What this task involves
In the records below, pick out all lines containing the word "icon".

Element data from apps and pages
***

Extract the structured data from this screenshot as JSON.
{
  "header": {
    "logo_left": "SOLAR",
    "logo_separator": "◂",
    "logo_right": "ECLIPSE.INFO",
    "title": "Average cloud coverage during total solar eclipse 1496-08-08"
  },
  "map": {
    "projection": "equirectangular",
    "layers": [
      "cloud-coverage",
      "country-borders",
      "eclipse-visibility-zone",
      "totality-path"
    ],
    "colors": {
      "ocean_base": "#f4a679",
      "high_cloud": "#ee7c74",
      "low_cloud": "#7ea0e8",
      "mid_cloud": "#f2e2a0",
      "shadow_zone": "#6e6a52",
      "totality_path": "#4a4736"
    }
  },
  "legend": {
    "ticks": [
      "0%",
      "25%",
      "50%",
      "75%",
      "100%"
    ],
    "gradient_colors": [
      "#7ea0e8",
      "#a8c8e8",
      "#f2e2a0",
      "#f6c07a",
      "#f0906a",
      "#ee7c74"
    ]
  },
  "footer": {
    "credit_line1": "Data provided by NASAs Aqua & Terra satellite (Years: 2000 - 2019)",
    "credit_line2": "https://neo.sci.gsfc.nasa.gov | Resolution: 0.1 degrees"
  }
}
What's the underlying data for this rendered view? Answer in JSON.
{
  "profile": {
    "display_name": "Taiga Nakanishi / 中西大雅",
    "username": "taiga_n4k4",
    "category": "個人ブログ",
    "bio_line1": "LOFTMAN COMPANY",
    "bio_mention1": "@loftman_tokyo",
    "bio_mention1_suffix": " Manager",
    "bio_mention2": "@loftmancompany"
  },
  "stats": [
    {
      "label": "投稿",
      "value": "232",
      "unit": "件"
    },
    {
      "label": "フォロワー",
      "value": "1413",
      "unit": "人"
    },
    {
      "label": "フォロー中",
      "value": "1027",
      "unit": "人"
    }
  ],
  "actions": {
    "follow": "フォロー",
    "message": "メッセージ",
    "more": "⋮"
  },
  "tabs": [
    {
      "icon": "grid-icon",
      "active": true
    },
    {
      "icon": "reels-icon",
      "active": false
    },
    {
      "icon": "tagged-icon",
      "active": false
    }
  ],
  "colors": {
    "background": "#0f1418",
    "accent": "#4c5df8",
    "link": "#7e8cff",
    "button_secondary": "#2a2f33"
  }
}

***

Solution for this task
      "icon": "grid-icon",
      "icon": "reels-icon",
      "icon": "tagged-icon",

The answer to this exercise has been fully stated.